▽
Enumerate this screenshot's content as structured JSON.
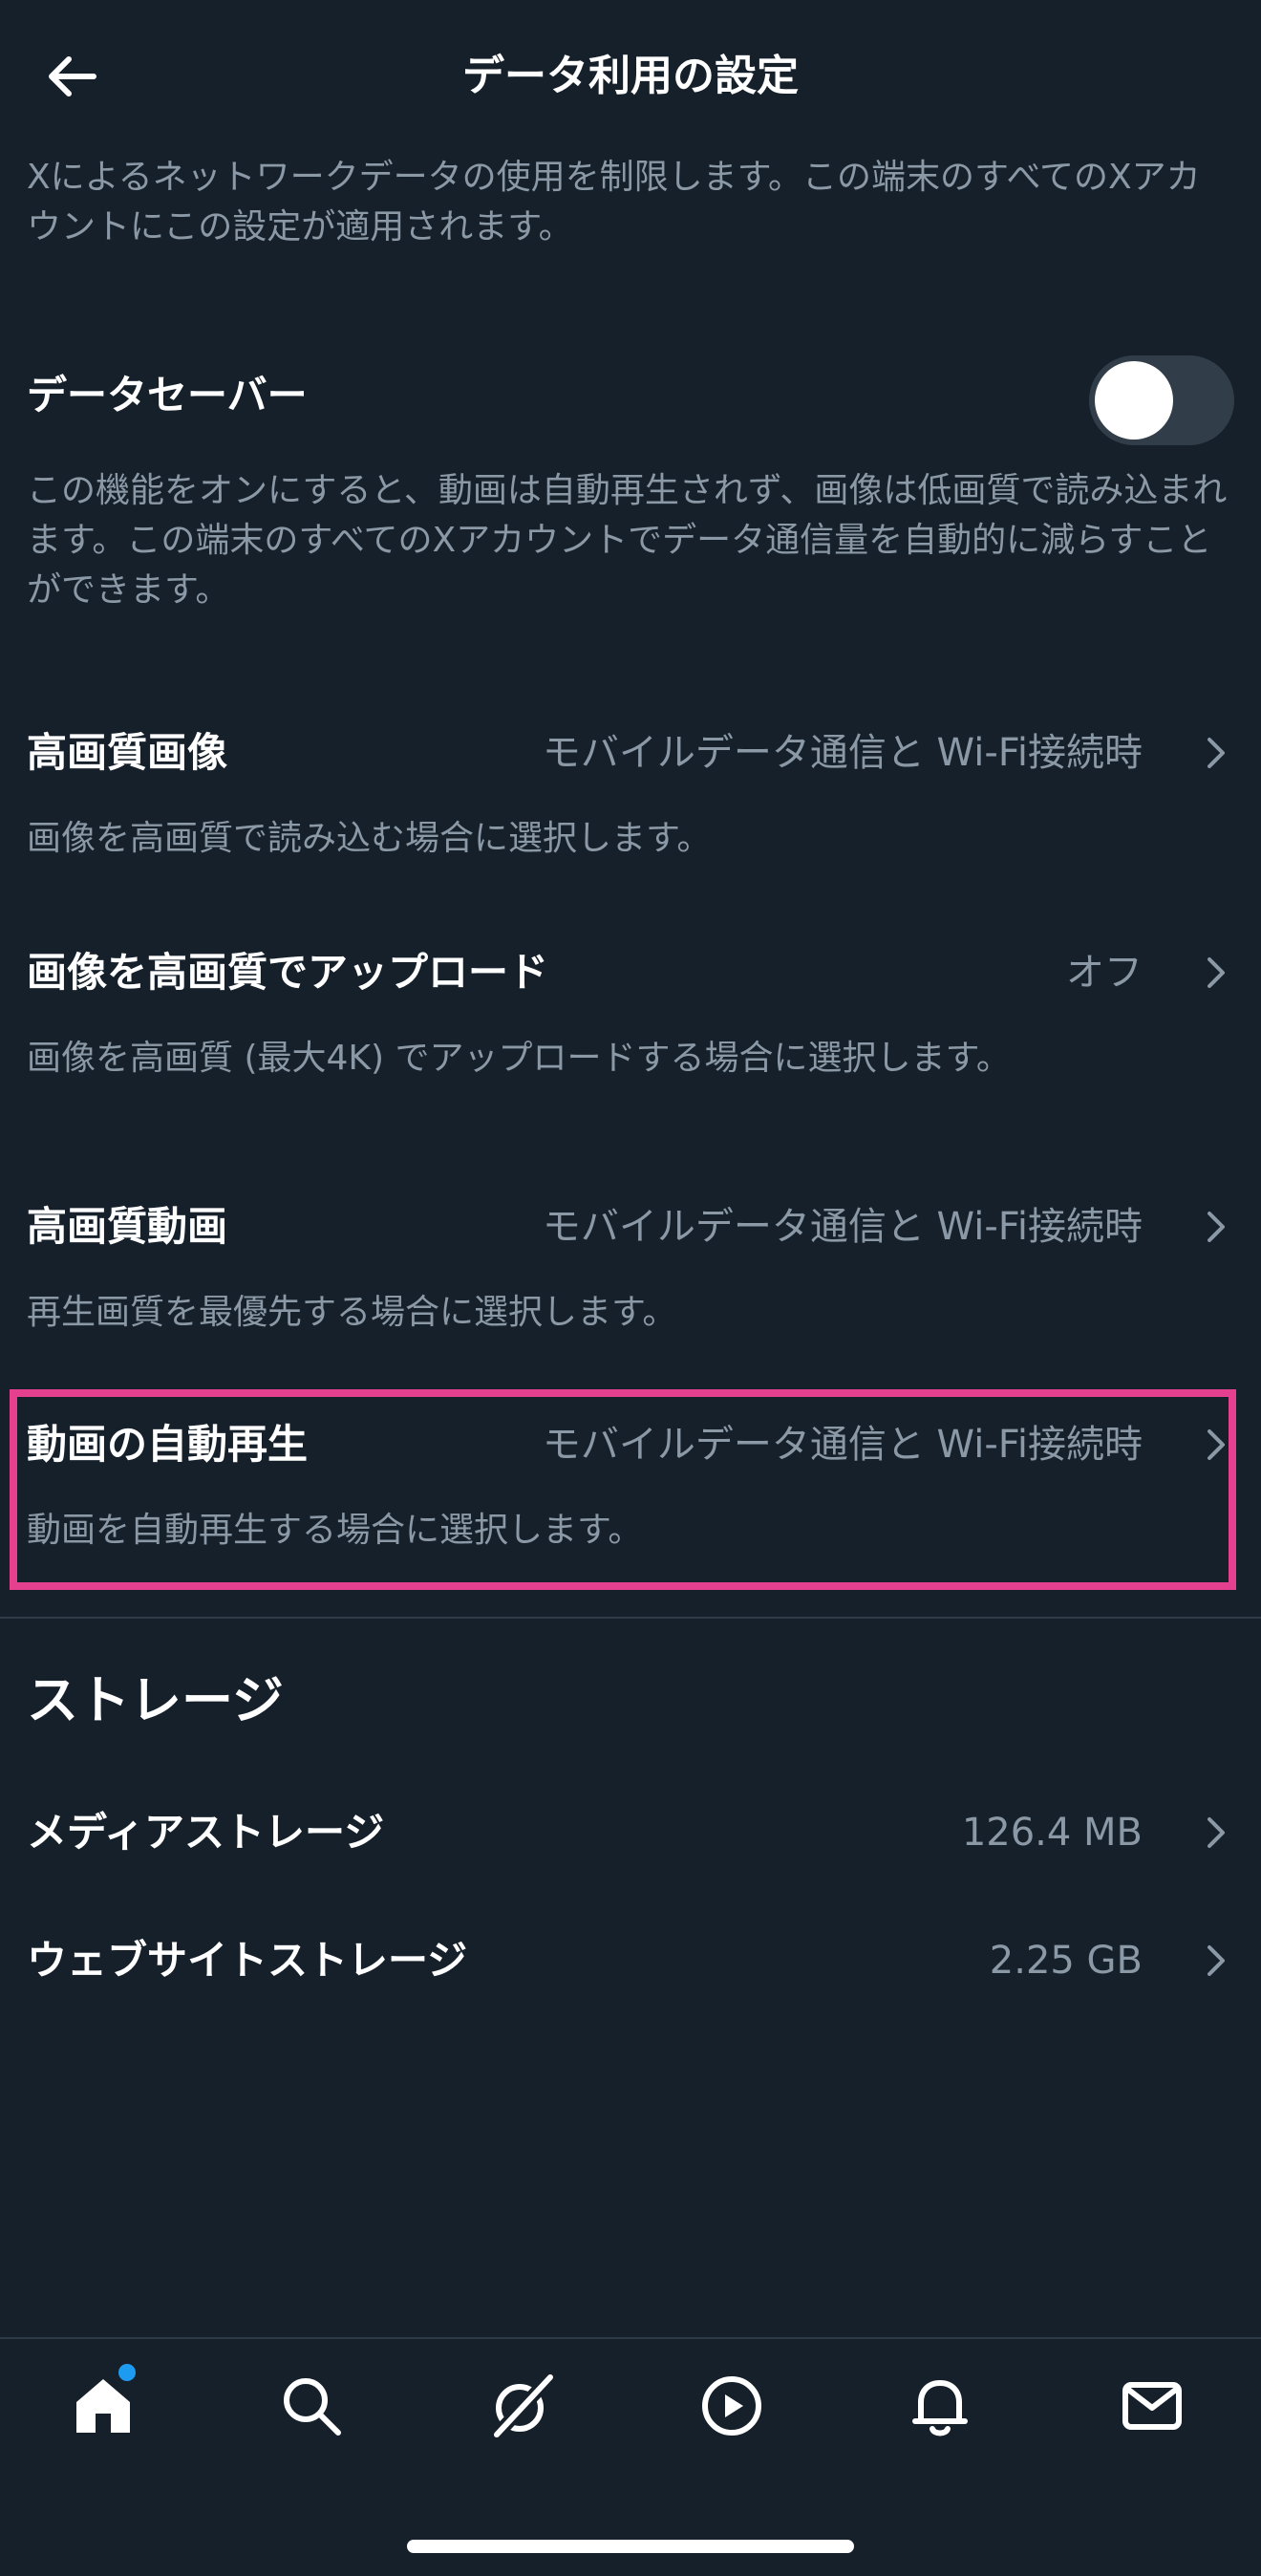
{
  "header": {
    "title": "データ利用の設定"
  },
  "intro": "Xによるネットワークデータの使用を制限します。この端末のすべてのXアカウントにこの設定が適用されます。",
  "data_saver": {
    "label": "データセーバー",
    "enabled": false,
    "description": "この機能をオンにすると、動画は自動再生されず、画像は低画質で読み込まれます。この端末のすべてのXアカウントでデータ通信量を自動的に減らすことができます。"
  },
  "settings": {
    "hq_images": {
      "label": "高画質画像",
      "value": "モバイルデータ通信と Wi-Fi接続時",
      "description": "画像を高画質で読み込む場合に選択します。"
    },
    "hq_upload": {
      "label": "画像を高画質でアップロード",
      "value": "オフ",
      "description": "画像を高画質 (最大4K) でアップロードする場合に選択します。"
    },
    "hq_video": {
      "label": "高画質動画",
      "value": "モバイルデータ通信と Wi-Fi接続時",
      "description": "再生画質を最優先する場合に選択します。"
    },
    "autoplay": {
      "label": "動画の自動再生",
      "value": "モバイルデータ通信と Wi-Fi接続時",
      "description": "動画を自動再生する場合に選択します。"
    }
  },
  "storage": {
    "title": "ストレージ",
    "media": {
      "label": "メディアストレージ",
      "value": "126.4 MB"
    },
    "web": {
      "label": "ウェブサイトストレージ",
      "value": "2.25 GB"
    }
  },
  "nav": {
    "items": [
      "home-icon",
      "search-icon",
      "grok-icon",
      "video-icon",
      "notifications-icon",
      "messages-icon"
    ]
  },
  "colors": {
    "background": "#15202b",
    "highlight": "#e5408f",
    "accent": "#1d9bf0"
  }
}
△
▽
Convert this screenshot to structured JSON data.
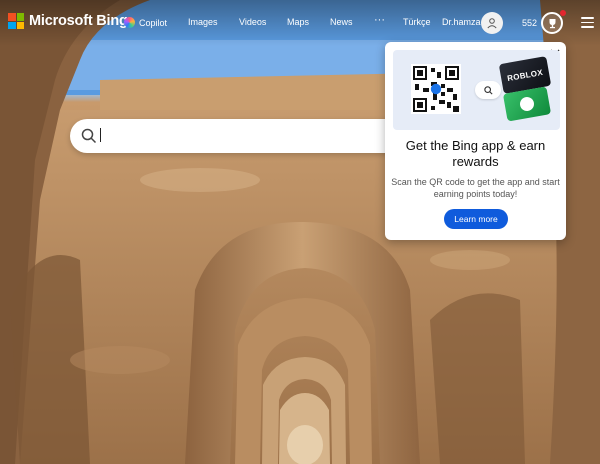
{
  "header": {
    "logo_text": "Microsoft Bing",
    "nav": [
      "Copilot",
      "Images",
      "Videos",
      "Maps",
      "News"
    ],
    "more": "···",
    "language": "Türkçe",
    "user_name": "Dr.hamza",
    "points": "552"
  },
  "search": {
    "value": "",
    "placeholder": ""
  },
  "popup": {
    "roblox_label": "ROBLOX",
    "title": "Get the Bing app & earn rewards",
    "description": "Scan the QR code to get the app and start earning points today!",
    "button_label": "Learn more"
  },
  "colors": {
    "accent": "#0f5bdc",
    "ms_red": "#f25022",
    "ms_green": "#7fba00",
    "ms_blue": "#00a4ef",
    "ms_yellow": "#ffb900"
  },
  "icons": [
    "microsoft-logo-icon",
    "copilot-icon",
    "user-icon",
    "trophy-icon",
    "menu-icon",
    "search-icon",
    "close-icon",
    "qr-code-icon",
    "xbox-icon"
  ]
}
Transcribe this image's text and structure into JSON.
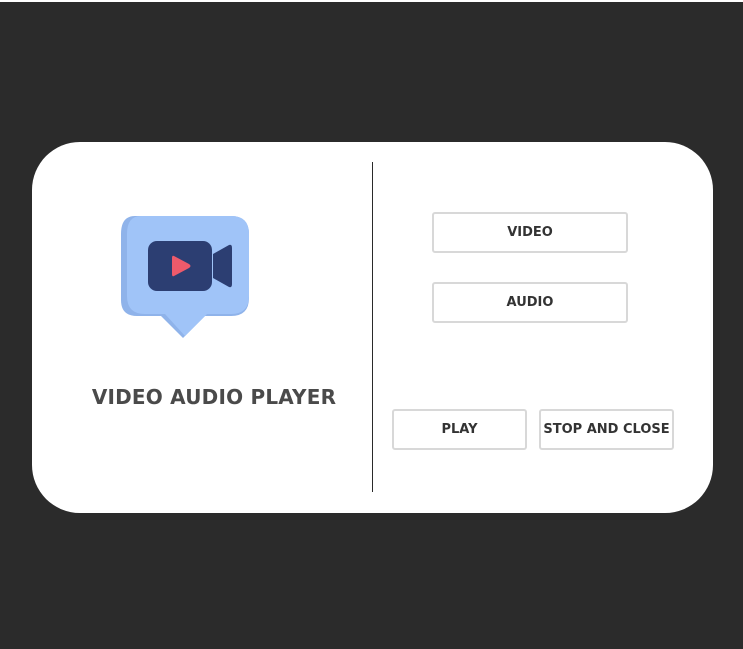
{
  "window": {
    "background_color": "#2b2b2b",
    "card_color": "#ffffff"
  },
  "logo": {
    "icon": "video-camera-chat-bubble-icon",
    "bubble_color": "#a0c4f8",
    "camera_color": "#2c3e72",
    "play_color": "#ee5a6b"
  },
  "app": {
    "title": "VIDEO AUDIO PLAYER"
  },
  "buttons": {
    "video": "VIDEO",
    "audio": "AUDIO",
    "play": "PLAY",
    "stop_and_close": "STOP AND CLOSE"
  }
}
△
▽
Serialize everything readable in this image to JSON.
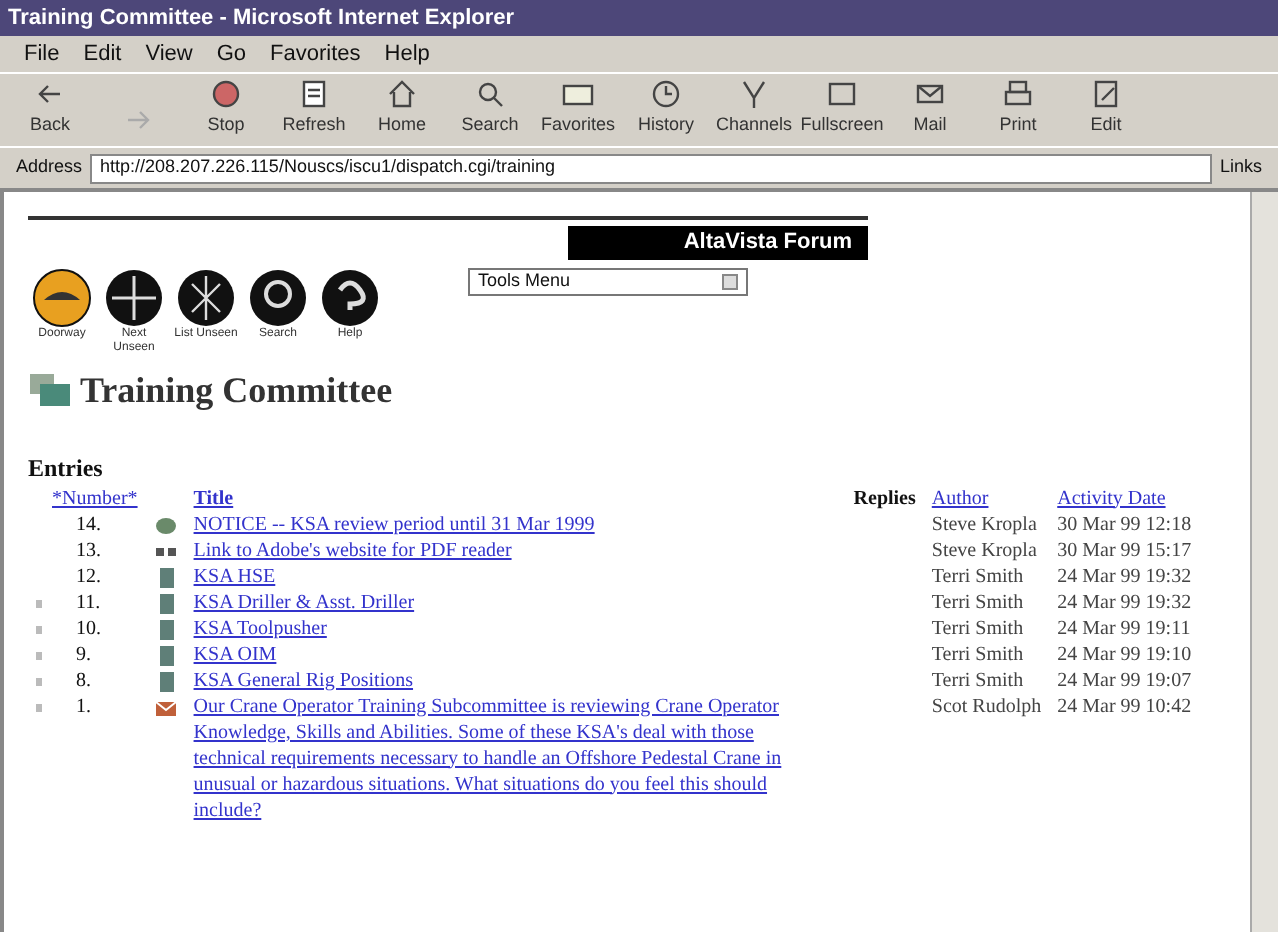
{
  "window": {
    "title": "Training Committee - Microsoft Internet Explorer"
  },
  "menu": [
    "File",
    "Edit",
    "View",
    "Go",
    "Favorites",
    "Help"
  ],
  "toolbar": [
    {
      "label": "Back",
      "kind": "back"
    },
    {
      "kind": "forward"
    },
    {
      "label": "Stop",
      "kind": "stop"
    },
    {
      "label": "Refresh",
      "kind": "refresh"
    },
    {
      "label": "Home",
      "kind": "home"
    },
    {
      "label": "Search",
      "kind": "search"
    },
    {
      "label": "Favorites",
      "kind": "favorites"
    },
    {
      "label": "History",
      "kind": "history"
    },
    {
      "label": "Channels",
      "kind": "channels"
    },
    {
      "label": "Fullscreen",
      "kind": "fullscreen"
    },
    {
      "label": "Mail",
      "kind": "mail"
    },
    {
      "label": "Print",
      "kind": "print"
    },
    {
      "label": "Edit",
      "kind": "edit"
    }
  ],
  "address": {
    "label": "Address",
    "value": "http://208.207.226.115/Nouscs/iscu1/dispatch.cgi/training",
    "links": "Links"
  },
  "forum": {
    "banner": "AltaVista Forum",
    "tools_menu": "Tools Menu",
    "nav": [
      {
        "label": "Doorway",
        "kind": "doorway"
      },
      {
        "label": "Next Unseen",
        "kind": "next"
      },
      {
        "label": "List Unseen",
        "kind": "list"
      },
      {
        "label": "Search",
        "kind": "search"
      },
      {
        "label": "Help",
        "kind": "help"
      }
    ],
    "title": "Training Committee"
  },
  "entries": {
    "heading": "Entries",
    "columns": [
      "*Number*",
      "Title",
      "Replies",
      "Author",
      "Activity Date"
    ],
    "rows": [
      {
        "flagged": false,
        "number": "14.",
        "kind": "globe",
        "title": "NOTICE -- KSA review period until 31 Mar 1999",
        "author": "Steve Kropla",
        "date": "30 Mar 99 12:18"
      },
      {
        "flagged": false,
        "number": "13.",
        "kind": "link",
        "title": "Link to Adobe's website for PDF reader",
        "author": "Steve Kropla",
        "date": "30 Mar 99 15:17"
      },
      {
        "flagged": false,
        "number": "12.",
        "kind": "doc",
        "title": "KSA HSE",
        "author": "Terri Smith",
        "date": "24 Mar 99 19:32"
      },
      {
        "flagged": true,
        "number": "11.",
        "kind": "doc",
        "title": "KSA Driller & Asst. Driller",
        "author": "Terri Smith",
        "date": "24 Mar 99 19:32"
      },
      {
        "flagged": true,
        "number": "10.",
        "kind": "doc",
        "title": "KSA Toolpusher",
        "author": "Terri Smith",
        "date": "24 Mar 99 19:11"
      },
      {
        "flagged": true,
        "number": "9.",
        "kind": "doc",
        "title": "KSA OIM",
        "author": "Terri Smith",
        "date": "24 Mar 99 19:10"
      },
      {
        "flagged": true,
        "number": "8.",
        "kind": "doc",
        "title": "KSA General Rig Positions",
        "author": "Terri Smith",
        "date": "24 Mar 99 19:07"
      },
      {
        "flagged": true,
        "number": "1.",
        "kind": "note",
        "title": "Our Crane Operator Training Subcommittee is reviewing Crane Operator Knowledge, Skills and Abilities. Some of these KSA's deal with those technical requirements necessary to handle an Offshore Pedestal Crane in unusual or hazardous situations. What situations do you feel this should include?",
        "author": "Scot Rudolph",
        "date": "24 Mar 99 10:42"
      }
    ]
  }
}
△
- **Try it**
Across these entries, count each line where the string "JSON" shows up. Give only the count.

- **Task output**
4